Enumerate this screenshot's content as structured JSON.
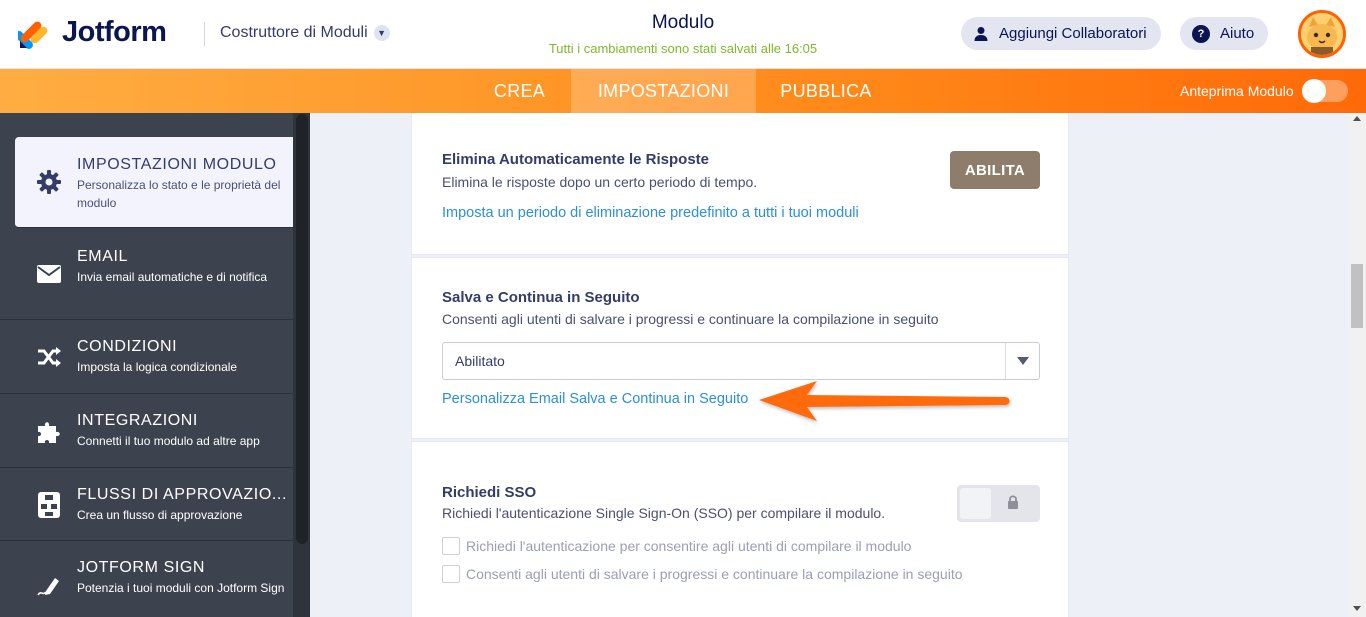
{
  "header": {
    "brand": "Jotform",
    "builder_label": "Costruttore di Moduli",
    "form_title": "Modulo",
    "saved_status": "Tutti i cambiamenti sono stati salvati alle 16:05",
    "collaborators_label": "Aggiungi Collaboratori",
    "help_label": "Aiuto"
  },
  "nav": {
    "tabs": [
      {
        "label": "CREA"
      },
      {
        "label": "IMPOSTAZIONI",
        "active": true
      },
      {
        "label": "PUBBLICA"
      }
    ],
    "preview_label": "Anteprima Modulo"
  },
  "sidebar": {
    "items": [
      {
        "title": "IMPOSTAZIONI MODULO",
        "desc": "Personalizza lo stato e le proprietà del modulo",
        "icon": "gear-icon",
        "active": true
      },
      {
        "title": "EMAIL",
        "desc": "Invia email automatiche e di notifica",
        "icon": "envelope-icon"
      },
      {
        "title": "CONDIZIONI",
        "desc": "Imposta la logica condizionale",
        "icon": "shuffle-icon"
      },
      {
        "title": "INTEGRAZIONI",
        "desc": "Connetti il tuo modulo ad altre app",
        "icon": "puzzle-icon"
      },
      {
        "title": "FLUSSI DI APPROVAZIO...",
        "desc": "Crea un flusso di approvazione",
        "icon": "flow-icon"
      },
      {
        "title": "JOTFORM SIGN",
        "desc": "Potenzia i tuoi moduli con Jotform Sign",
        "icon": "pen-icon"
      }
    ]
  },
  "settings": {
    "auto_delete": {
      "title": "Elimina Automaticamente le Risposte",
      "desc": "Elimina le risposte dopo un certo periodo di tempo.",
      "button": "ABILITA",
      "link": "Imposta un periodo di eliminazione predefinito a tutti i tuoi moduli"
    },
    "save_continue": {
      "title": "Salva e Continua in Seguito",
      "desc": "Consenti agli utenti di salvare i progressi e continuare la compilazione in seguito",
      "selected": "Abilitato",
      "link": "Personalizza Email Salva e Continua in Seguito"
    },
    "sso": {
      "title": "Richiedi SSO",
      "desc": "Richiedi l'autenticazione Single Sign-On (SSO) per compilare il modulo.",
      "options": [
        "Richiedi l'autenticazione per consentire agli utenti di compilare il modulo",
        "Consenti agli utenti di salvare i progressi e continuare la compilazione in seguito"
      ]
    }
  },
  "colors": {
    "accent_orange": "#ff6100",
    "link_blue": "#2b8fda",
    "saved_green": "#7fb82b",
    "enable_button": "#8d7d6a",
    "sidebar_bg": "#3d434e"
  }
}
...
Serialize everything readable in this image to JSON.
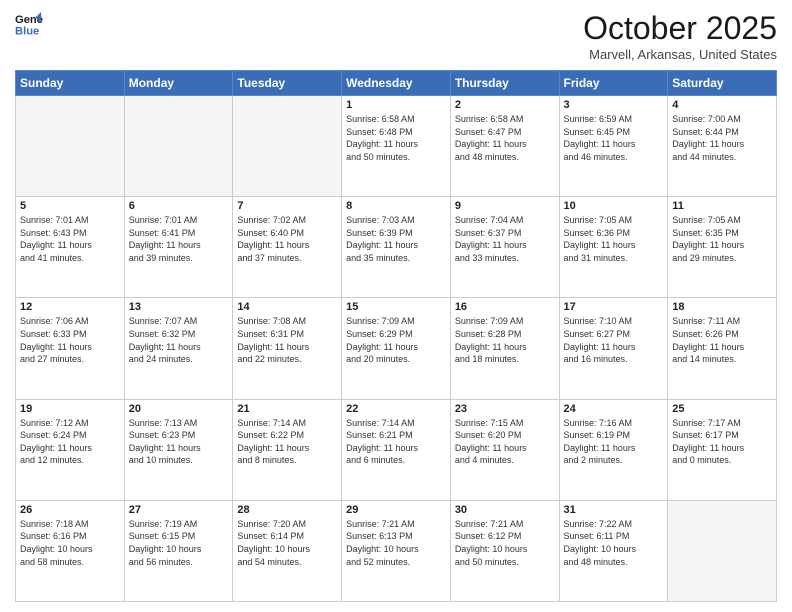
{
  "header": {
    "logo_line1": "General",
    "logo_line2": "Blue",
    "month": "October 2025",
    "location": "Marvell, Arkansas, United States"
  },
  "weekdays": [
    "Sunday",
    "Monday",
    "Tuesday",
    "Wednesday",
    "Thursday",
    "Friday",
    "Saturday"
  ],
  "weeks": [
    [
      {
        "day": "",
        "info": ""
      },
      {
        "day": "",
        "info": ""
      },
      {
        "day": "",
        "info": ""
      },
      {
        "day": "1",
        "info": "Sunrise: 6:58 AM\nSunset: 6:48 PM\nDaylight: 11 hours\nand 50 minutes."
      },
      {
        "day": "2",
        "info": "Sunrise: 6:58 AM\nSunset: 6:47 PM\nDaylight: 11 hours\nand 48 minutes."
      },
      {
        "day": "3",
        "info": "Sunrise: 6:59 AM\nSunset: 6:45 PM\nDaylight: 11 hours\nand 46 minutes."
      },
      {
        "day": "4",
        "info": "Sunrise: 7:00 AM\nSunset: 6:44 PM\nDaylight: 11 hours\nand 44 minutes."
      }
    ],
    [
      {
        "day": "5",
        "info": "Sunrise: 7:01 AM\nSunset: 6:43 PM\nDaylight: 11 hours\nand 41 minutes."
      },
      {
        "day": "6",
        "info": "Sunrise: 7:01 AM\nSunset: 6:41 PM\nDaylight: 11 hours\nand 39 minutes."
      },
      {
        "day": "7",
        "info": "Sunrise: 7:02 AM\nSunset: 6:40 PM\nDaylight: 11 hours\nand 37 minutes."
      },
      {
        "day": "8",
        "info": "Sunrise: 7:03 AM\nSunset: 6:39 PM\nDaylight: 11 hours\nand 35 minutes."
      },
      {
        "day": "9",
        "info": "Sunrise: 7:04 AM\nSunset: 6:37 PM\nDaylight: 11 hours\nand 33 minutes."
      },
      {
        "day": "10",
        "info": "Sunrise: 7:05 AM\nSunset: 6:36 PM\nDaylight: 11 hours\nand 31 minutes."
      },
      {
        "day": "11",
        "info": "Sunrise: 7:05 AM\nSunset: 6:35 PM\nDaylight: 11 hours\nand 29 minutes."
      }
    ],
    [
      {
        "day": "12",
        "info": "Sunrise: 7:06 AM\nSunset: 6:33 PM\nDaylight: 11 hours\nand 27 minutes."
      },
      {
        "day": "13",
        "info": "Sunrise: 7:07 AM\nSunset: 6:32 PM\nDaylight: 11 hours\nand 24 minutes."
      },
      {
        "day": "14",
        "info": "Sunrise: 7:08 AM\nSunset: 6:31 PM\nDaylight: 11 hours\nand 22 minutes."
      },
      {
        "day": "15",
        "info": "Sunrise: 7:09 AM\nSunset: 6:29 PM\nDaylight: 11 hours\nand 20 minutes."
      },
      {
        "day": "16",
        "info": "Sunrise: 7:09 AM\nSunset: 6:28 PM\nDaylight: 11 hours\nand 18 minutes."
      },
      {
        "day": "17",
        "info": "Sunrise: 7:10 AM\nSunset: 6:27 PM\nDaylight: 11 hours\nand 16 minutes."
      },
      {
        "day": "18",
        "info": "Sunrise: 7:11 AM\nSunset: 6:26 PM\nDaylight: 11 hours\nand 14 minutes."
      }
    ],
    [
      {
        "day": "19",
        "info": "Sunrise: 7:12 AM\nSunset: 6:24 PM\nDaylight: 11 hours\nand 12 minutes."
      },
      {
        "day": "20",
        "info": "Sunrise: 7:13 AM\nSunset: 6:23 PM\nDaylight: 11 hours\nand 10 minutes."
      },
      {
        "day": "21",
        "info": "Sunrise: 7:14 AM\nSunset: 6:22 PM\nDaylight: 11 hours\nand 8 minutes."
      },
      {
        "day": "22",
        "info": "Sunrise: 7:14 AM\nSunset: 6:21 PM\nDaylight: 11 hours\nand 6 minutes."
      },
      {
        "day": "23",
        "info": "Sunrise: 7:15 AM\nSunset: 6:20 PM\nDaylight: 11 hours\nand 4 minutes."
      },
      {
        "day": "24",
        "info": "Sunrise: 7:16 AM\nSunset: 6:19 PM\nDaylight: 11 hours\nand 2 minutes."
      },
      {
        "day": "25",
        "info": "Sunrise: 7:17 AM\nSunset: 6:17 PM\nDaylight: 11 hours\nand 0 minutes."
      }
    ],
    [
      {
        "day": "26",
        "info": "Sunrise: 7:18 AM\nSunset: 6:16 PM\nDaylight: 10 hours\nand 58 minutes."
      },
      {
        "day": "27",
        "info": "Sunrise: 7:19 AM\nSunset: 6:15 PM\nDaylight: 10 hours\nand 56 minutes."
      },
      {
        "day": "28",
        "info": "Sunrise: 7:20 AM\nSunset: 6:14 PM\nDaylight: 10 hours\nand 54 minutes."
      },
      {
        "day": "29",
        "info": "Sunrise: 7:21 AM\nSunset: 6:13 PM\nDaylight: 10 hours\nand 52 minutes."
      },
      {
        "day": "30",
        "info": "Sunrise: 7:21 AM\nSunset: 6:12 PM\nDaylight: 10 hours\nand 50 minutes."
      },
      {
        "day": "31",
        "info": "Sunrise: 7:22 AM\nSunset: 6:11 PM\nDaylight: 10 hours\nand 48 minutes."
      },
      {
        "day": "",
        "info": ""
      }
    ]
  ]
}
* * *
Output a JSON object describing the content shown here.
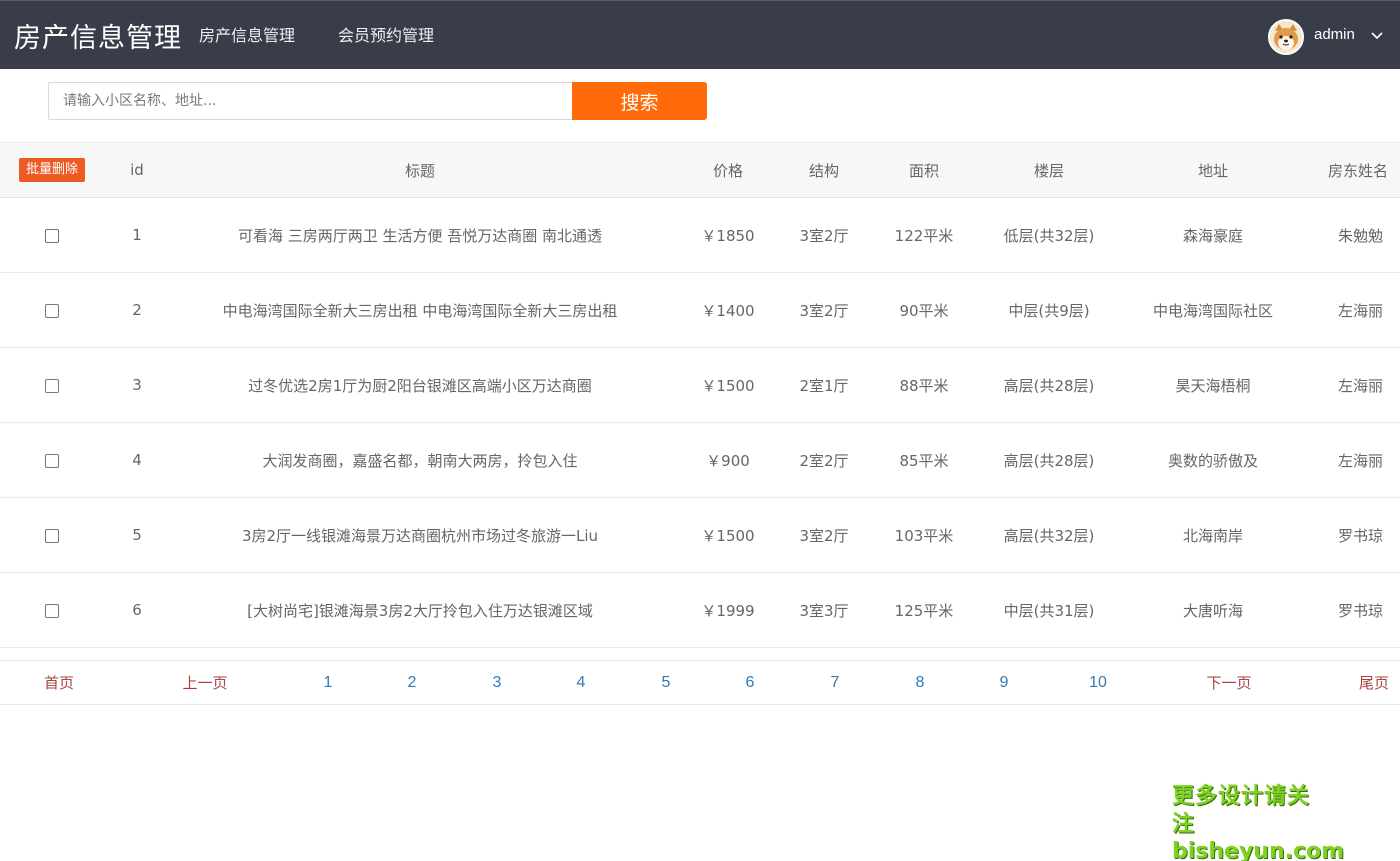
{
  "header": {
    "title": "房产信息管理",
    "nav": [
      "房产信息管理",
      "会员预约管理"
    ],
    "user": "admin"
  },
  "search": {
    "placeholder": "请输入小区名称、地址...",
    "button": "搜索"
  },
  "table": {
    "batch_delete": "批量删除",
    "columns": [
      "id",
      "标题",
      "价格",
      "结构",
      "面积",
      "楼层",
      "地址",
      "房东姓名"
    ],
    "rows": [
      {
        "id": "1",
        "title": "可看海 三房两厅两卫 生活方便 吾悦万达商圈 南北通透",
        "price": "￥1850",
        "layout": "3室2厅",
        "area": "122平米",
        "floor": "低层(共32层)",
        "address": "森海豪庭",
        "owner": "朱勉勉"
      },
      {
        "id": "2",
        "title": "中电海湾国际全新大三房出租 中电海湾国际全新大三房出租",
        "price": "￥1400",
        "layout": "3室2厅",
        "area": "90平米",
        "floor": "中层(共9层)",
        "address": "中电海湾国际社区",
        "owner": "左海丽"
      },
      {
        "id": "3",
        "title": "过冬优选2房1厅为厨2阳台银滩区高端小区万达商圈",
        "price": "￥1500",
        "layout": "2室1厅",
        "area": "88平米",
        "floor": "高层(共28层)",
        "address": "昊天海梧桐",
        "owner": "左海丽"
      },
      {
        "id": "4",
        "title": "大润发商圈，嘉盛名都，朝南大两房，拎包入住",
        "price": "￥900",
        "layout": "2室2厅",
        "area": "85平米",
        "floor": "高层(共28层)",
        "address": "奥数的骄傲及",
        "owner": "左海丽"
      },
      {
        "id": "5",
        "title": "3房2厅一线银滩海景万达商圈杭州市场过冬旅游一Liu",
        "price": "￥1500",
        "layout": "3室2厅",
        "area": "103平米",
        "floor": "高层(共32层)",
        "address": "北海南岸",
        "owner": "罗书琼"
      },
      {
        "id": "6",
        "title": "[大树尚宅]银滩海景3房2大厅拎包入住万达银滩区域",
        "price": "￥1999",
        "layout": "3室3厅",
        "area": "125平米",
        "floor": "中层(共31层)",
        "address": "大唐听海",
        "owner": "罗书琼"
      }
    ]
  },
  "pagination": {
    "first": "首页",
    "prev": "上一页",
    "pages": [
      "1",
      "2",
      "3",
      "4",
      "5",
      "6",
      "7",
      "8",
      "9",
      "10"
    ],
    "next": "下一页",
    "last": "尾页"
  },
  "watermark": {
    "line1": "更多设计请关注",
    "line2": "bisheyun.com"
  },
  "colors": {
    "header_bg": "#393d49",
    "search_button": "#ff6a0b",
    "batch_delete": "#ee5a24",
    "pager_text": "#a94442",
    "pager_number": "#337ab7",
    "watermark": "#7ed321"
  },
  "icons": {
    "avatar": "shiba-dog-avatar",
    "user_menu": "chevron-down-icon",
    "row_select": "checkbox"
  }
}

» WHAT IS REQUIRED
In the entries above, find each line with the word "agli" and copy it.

» SOLUTION TO THE EXERCISE
      "desc": "Consenti agli utenti di salvare i progressi e continuare la compilazione in seguito",
        "Richiedi l'autenticazione per consentire agli utenti di compilare il modulo",
        "Consenti agli utenti di salvare i progressi e continuare la compilazione in seguito"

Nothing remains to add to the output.